▶ Aim of the exercise: A faithful copy of the entries, without any pictures, is what is needed here.

▶ Data to use:

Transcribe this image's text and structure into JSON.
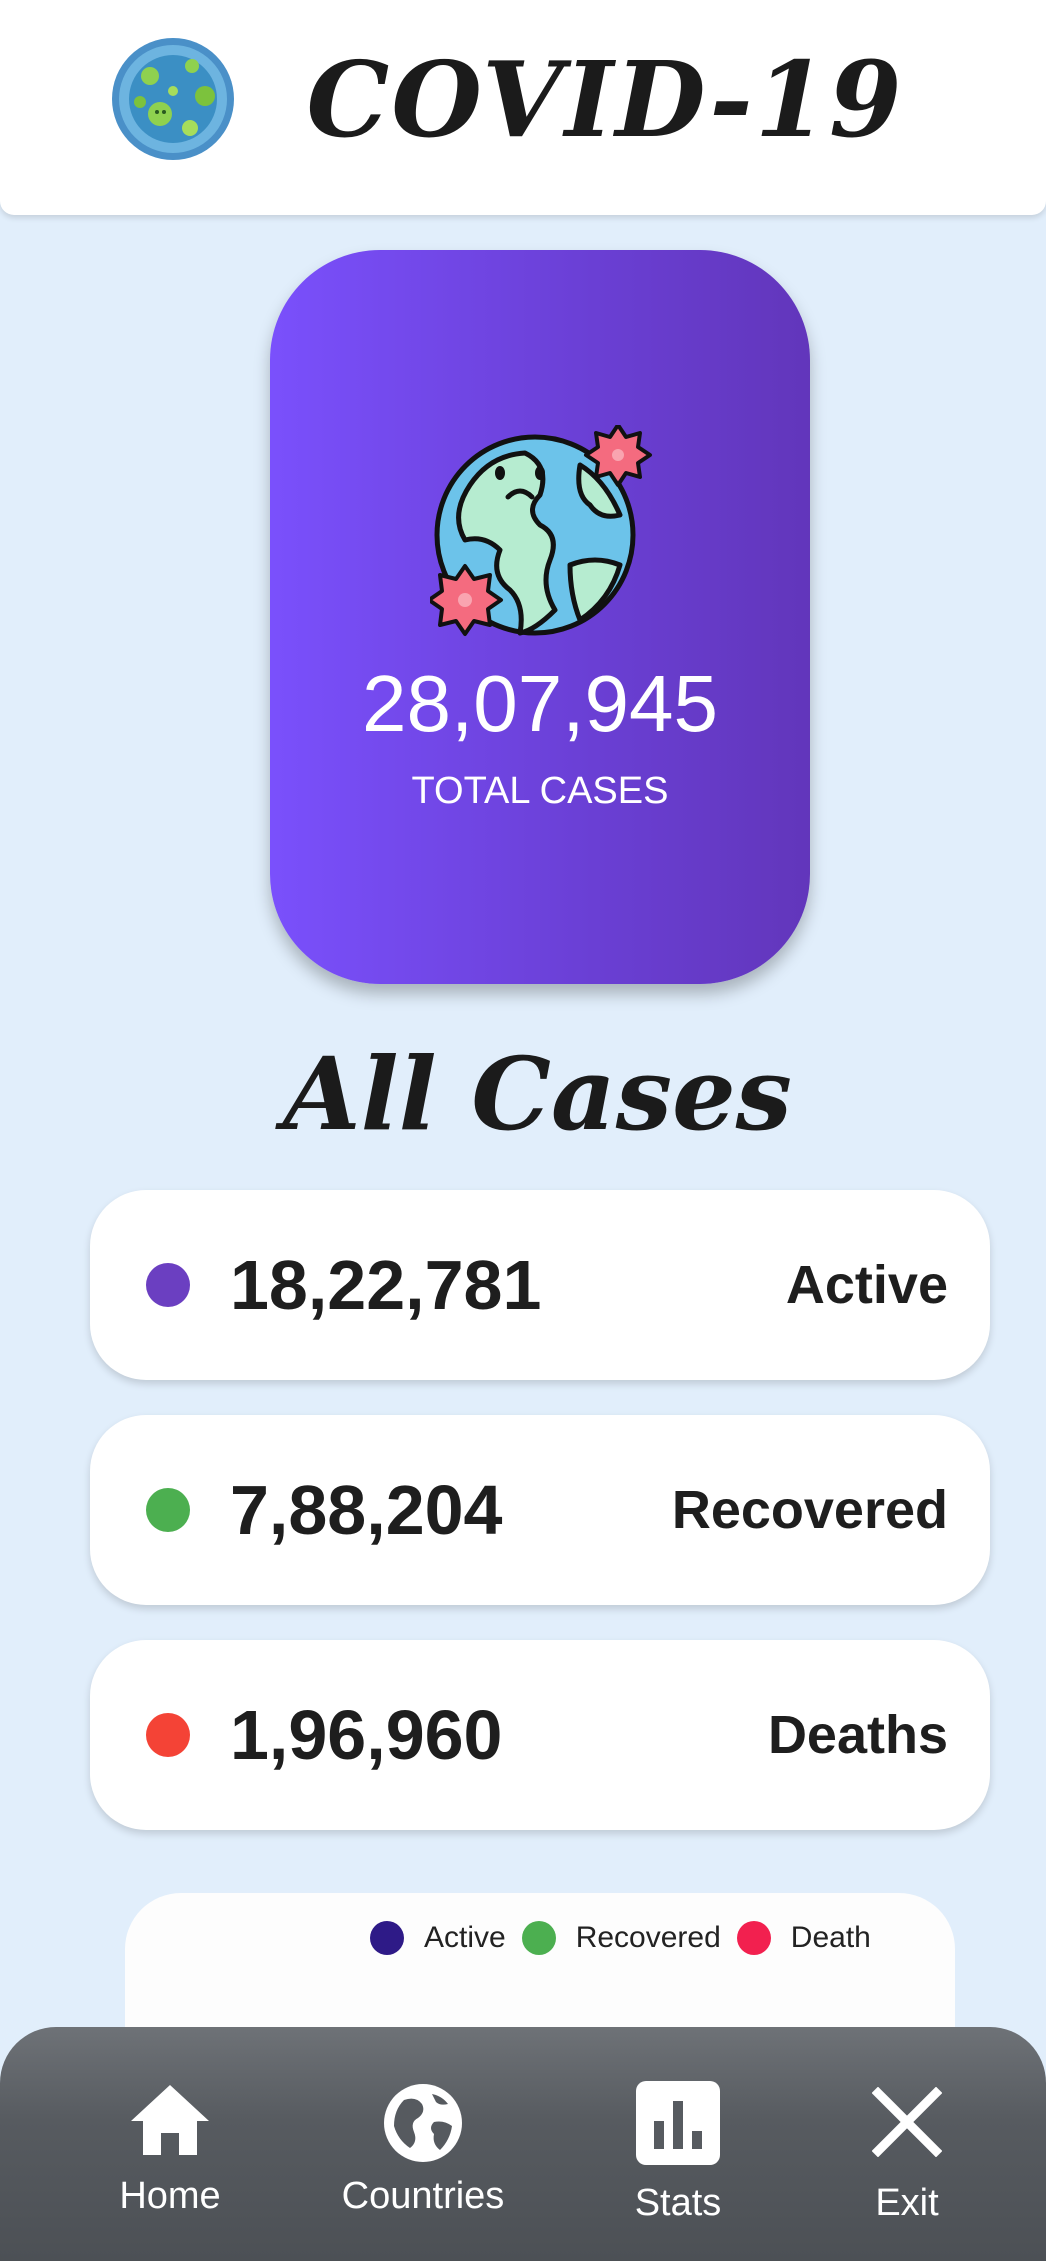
{
  "header": {
    "title": "COVID-19",
    "logo_icon": "virus-globe-icon"
  },
  "total": {
    "icon": "sad-globe-virus-icon",
    "value": "28,07,945",
    "label": "TOTAL CASES"
  },
  "section_title": "All Cases",
  "cases": [
    {
      "value": "18,22,781",
      "label": "Active",
      "color": "#6b3fc1"
    },
    {
      "value": "7,88,204",
      "label": "Recovered",
      "color": "#4caf50"
    },
    {
      "value": "1,96,960",
      "label": "Deaths",
      "color": "#f44336"
    }
  ],
  "chart_legend": [
    {
      "label": "Active",
      "color": "#2e1a87"
    },
    {
      "label": "Recovered",
      "color": "#4caf50"
    },
    {
      "label": "Death",
      "color": "#f2204f"
    }
  ],
  "nav": {
    "items": [
      {
        "label": "Home",
        "icon": "home-icon"
      },
      {
        "label": "Countries",
        "icon": "globe-icon"
      },
      {
        "label": "Stats",
        "icon": "bar-chart-icon"
      },
      {
        "label": "Exit",
        "icon": "close-icon"
      }
    ]
  },
  "colors": {
    "background": "#e1eefb",
    "card_gradient_start": "#7a50fc",
    "card_gradient_end": "#6236bb",
    "nav_background": "#575b60"
  }
}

▶ Output for this exercise:
Transcribe this image's text and structure into JSON.
{
  "header": {
    "title": "COVID-19",
    "logo_icon": "virus-globe-icon"
  },
  "total": {
    "icon": "sad-globe-virus-icon",
    "value": "28,07,945",
    "label": "TOTAL CASES"
  },
  "section_title": "All Cases",
  "cases": [
    {
      "value": "18,22,781",
      "label": "Active",
      "color": "#6b3fc1"
    },
    {
      "value": "7,88,204",
      "label": "Recovered",
      "color": "#4caf50"
    },
    {
      "value": "1,96,960",
      "label": "Deaths",
      "color": "#f44336"
    }
  ],
  "chart_legend": [
    {
      "label": "Active",
      "color": "#2e1a87"
    },
    {
      "label": "Recovered",
      "color": "#4caf50"
    },
    {
      "label": "Death",
      "color": "#f2204f"
    }
  ],
  "nav": {
    "items": [
      {
        "label": "Home",
        "icon": "home-icon"
      },
      {
        "label": "Countries",
        "icon": "globe-icon"
      },
      {
        "label": "Stats",
        "icon": "bar-chart-icon"
      },
      {
        "label": "Exit",
        "icon": "close-icon"
      }
    ]
  },
  "colors": {
    "background": "#e1eefb",
    "card_gradient_start": "#7a50fc",
    "card_gradient_end": "#6236bb",
    "nav_background": "#575b60"
  }
}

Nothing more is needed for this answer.